(SUPPLIED MATERIAL):
-- -- --

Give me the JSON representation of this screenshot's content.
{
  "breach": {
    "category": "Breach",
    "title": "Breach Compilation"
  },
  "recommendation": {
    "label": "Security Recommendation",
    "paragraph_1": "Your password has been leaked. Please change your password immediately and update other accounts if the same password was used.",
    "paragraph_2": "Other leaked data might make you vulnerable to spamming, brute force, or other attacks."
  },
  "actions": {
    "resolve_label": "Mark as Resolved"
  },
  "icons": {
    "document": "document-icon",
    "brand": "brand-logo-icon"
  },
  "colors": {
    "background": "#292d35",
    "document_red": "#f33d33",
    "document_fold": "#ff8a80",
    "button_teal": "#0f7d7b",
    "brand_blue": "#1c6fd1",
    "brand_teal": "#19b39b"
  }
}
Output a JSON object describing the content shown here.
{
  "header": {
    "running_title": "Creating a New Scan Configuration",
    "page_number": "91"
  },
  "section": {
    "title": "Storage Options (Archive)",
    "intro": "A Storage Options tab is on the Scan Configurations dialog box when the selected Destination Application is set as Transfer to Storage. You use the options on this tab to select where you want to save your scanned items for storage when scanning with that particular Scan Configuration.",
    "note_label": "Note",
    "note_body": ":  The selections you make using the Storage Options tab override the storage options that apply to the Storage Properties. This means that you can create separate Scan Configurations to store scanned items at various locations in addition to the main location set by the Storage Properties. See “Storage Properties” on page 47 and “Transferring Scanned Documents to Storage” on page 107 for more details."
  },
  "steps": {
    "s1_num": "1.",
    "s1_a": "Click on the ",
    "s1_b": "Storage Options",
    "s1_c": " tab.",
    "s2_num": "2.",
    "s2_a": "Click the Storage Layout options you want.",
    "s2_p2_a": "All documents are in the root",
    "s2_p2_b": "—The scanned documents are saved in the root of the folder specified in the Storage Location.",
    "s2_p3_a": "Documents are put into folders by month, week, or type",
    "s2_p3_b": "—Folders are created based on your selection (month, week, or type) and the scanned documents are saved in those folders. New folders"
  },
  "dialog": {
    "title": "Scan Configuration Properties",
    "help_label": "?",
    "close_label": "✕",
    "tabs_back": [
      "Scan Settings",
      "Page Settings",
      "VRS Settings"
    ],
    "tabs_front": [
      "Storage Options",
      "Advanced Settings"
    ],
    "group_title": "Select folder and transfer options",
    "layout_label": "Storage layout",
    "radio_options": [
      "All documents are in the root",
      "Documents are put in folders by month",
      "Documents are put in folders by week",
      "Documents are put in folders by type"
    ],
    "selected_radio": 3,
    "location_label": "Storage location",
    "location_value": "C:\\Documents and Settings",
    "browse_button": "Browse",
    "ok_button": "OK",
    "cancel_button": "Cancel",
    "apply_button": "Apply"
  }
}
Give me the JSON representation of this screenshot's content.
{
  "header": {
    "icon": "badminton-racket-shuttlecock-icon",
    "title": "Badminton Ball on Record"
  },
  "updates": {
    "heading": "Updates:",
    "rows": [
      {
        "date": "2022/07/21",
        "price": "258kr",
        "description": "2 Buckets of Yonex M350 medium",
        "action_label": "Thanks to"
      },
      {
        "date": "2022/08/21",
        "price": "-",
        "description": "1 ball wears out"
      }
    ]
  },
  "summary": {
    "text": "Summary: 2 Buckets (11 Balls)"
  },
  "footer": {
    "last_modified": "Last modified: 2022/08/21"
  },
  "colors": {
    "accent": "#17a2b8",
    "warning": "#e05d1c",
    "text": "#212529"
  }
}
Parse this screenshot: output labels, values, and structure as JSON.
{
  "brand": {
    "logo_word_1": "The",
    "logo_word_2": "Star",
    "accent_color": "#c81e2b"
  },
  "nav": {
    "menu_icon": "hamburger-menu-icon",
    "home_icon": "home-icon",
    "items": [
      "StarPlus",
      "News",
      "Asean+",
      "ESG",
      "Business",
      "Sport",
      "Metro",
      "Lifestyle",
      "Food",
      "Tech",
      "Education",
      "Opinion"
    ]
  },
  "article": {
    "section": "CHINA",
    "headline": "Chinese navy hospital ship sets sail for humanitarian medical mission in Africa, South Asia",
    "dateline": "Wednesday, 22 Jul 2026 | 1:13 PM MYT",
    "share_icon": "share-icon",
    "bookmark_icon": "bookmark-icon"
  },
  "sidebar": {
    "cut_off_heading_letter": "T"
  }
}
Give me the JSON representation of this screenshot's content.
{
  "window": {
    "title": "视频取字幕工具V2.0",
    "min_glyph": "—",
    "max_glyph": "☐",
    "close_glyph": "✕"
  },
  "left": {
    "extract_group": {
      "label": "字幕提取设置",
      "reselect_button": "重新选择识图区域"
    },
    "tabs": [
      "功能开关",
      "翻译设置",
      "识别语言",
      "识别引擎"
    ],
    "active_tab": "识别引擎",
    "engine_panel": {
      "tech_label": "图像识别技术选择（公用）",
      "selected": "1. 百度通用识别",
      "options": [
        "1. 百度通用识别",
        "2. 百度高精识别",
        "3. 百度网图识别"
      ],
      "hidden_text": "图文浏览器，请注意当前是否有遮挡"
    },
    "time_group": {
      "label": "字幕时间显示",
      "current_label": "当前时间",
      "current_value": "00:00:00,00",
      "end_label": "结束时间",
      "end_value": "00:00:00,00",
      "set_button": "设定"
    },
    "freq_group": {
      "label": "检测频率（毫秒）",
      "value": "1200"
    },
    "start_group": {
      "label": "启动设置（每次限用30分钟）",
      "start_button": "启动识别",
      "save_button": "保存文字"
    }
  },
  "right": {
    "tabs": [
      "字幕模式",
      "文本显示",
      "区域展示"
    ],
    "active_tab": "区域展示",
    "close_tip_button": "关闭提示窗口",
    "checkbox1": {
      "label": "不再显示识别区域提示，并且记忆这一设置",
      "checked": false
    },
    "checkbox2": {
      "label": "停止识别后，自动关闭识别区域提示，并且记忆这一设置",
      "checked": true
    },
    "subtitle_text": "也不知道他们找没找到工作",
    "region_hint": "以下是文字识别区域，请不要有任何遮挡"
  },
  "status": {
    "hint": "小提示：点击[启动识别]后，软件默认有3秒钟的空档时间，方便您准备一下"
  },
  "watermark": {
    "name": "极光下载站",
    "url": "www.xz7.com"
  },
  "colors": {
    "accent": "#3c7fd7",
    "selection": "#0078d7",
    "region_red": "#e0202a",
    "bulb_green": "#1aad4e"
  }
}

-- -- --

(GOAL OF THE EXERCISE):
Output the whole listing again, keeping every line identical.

(RESPONSE TO THE EXERCISE):
Give me the JSON representation of this screenshot's content.
{
  "breach": {
    "category": "Breach",
    "title": "Breach Compilation"
  },
  "recommendation": {
    "label": "Security Recommendation",
    "paragraph_1": "Your password has been leaked. Please change your password immediately and update other accounts if the same password was used.",
    "paragraph_2": "Other leaked data might make you vulnerable to spamming, brute force, or other attacks."
  },
  "actions": {
    "resolve_label": "Mark as Resolved"
  },
  "icons": {
    "document": "document-icon",
    "brand": "brand-logo-icon"
  },
  "colors": {
    "background": "#292d35",
    "document_red": "#f33d33",
    "document_fold": "#ff8a80",
    "button_teal": "#0f7d7b",
    "brand_blue": "#1c6fd1",
    "brand_teal": "#19b39b"
  }
}
Output a JSON object describing the content shown here.
{
  "header": {
    "running_title": "Creating a New Scan Configuration",
    "page_number": "91"
  },
  "section": {
    "title": "Storage Options (Archive)",
    "intro": "A Storage Options tab is on the Scan Configurations dialog box when the selected Destination Application is set as Transfer to Storage. You use the options on this tab to select where you want to save your scanned items for storage when scanning with that particular Scan Configuration.",
    "note_label": "Note",
    "note_body": ":  The selections you make using the Storage Options tab override the storage options that apply to the Storage Properties. This means that you can create separate Scan Configurations to store scanned items at various locations in addition to the main location set by the Storage Properties. See “Storage Properties” on page 47 and “Transferring Scanned Documents to Storage” on page 107 for more details."
  },
  "steps": {
    "s1_num": "1.",
    "s1_a": "Click on the ",
    "s1_b": "Storage Options",
    "s1_c": " tab.",
    "s2_num": "2.",
    "s2_a": "Click the Storage Layout options you want.",
    "s2_p2_a": "All documents are in the root",
    "s2_p2_b": "—The scanned documents are saved in the root of the folder specified in the Storage Location.",
    "s2_p3_a": "Documents are put into folders by month, week, or type",
    "s2_p3_b": "—Folders are created based on your selection (month, week, or type) and the scanned documents are saved in those folders. New folders"
  },
  "dialog": {
    "title": "Scan Configuration Properties",
    "help_label": "?",
    "close_label": "✕",
    "tabs_back": [
      "Scan Settings",
      "Page Settings",
      "VRS Settings"
    ],
    "tabs_front": [
      "Storage Options",
      "Advanced Settings"
    ],
    "group_title": "Select folder and transfer options",
    "layout_label": "Storage layout",
    "radio_options": [
      "All documents are in the root",
      "Documents are put in folders by month",
      "Documents are put in folders by week",
      "Documents are put in folders by type"
    ],
    "selected_radio": 3,
    "location_label": "Storage location",
    "location_value": "C:\\Documents and Settings",
    "browse_button": "Browse",
    "ok_button": "OK",
    "cancel_button": "Cancel",
    "apply_button": "Apply"
  }
}
Give me the JSON representation of this screenshot's content.
{
  "header": {
    "icon": "badminton-racket-shuttlecock-icon",
    "title": "Badminton Ball on Record"
  },
  "updates": {
    "heading": "Updates:",
    "rows": [
      {
        "date": "2022/07/21",
        "price": "258kr",
        "description": "2 Buckets of Yonex M350 medium",
        "action_label": "Thanks to"
      },
      {
        "date": "2022/08/21",
        "price": "-",
        "description": "1 ball wears out"
      }
    ]
  },
  "summary": {
    "text": "Summary: 2 Buckets (11 Balls)"
  },
  "footer": {
    "last_modified": "Last modified: 2022/08/21"
  },
  "colors": {
    "accent": "#17a2b8",
    "warning": "#e05d1c",
    "text": "#212529"
  }
}
Parse this screenshot: output labels, values, and structure as JSON.
{
  "brand": {
    "logo_word_1": "The",
    "logo_word_2": "Star",
    "accent_color": "#c81e2b"
  },
  "nav": {
    "menu_icon": "hamburger-menu-icon",
    "home_icon": "home-icon",
    "items": [
      "StarPlus",
      "News",
      "Asean+",
      "ESG",
      "Business",
      "Sport",
      "Metro",
      "Lifestyle",
      "Food",
      "Tech",
      "Education",
      "Opinion"
    ]
  },
  "article": {
    "section": "CHINA",
    "headline": "Chinese navy hospital ship sets sail for humanitarian medical mission in Africa, South Asia",
    "dateline": "Wednesday, 22 Jul 2026 | 1:13 PM MYT",
    "share_icon": "share-icon",
    "bookmark_icon": "bookmark-icon"
  },
  "sidebar": {
    "cut_off_heading_letter": "T"
  }
}
Give me the JSON representation of this screenshot's content.
{
  "window": {
    "title": "视频取字幕工具V2.0",
    "min_glyph": "—",
    "max_glyph": "☐",
    "close_glyph": "✕"
  },
  "left": {
    "extract_group": {
      "label": "字幕提取设置",
      "reselect_button": "重新选择识图区域"
    },
    "tabs": [
      "功能开关",
      "翻译设置",
      "识别语言",
      "识别引擎"
    ],
    "active_tab": "识别引擎",
    "engine_panel": {
      "tech_label": "图像识别技术选择（公用）",
      "selected": "1. 百度通用识别",
      "options": [
        "1. 百度通用识别",
        "2. 百度高精识别",
        "3. 百度网图识别"
      ],
      "hidden_text": "图文浏览器，请注意当前是否有遮挡"
    },
    "time_group": {
      "label": "字幕时间显示",
      "current_label": "当前时间",
      "current_value": "00:00:00,00",
      "end_label": "结束时间",
      "end_value": "00:00:00,00",
      "set_button": "设定"
    },
    "freq_group": {
      "label": "检测频率（毫秒）",
      "value": "1200"
    },
    "start_group": {
      "label": "启动设置（每次限用30分钟）",
      "start_button": "启动识别",
      "save_button": "保存文字"
    }
  },
  "right": {
    "tabs": [
      "字幕模式",
      "文本显示",
      "区域展示"
    ],
    "active_tab": "区域展示",
    "close_tip_button": "关闭提示窗口",
    "checkbox1": {
      "label": "不再显示识别区域提示，并且记忆这一设置",
      "checked": false
    },
    "checkbox2": {
      "label": "停止识别后，自动关闭识别区域提示，并且记忆这一设置",
      "checked": true
    },
    "subtitle_text": "也不知道他们找没找到工作",
    "region_hint": "以下是文字识别区域，请不要有任何遮挡"
  },
  "status": {
    "hint": "小提示：点击[启动识别]后，软件默认有3秒钟的空档时间，方便您准备一下"
  },
  "watermark": {
    "name": "极光下载站",
    "url": "www.xz7.com"
  },
  "colors": {
    "accent": "#3c7fd7",
    "selection": "#0078d7",
    "region_red": "#e0202a",
    "bulb_green": "#1aad4e"
  }
}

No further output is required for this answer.